## Problem statement
Every line in the data below that has the word "icon" should be returned.

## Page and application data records
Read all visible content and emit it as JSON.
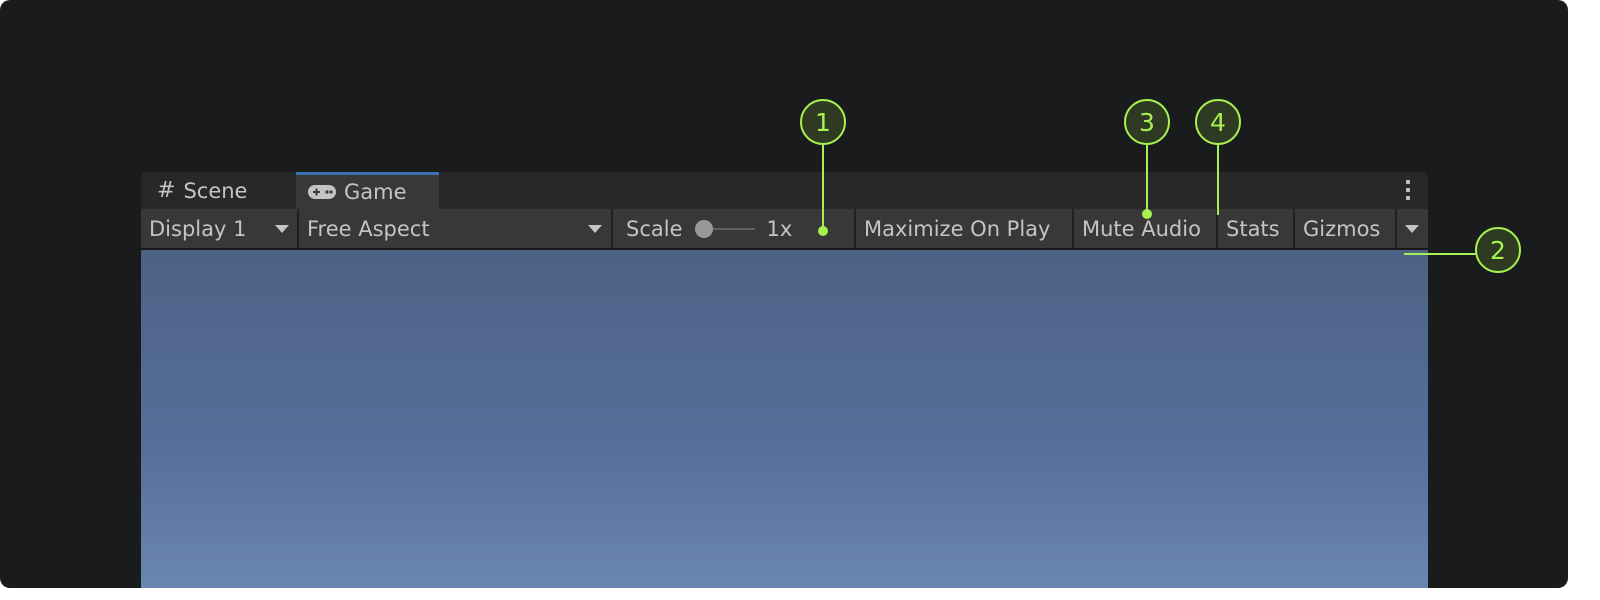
{
  "tabs": [
    {
      "label": "Scene",
      "icon": "grid-icon"
    },
    {
      "label": "Game",
      "icon": "gamepad-icon",
      "active": true
    }
  ],
  "toolbar": {
    "display": "Display 1",
    "aspect": "Free Aspect",
    "scale_label": "Scale",
    "scale_value": "1x",
    "maximize": "Maximize On Play",
    "mute": "Mute Audio",
    "stats": "Stats",
    "gizmos": "Gizmos"
  },
  "callouts": [
    "1",
    "2",
    "3",
    "4"
  ],
  "colors": {
    "accent": "#a6f04f",
    "active_tab": "#3a72b0",
    "viewport_top": "#4e6185",
    "viewport_bottom": "#6a86b2"
  }
}
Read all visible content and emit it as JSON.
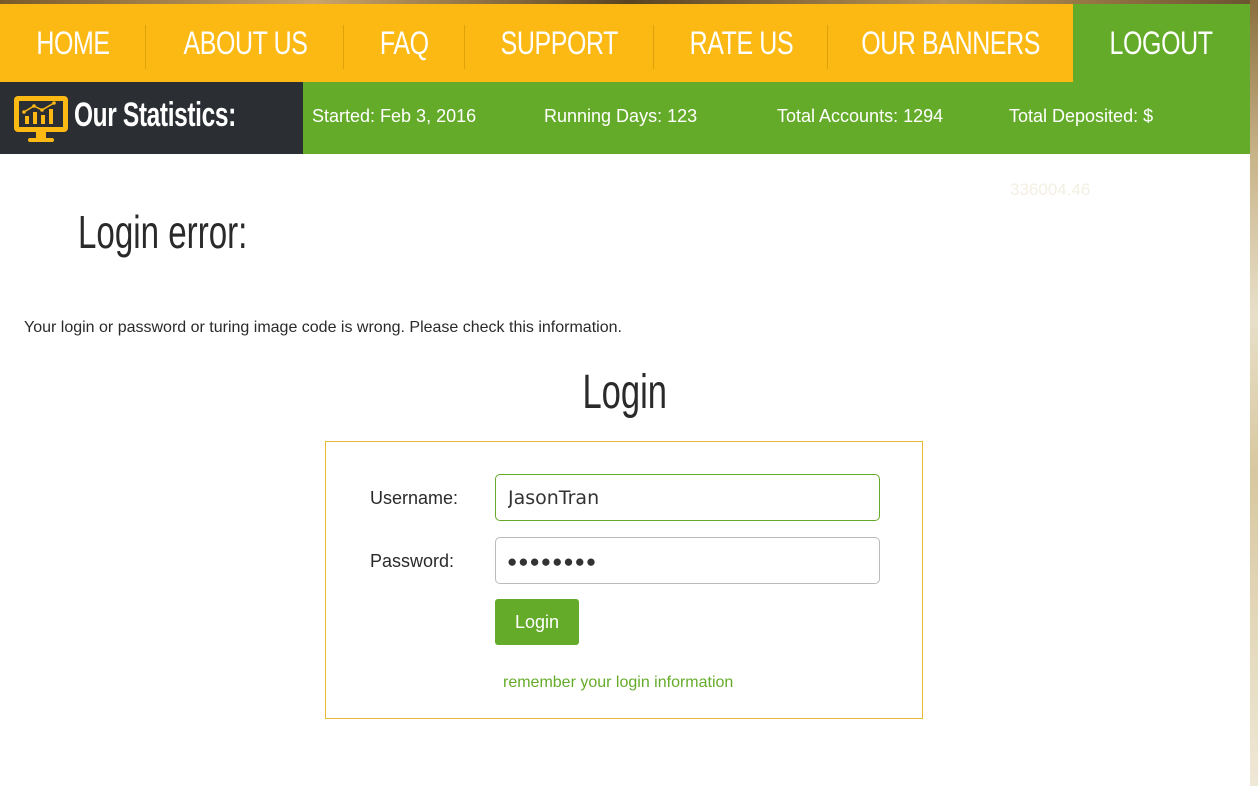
{
  "nav": {
    "items": [
      {
        "label": "HOME"
      },
      {
        "label": "ABOUT US"
      },
      {
        "label": "FAQ"
      },
      {
        "label": "SUPPORT"
      },
      {
        "label": "RATE US"
      },
      {
        "label": "OUR BANNERS"
      },
      {
        "label": "LOGOUT"
      }
    ],
    "colors": {
      "bar": "#fdb913",
      "logout": "#65ab2a"
    }
  },
  "stats": {
    "title": "Our Statistics:",
    "icon": "monitor-chart-icon",
    "started": "Started: Feb 3, 2016",
    "running_days": "Running Days: 123",
    "total_accounts": "Total Accounts: 1294",
    "total_deposited": "Total Deposited: $",
    "total_deposited_value": "336004.46",
    "colors": {
      "bar": "#65ab2a",
      "head": "#2b2f33",
      "accent": "#fdb913"
    }
  },
  "error": {
    "title": "Login error:",
    "message": "Your login or password or turing image code is wrong. Please check this information."
  },
  "login": {
    "title": "Login",
    "username_label": "Username:",
    "username_value": "JasonTran",
    "password_label": "Password:",
    "password_mask": "●●●●●●●●",
    "button_label": "Login",
    "remember_link": "remember your login information"
  }
}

## Answer box
      "icon": "grid-icon"
      "icon": "gamepad-icon",
    "icon": "monitor-chart-icon",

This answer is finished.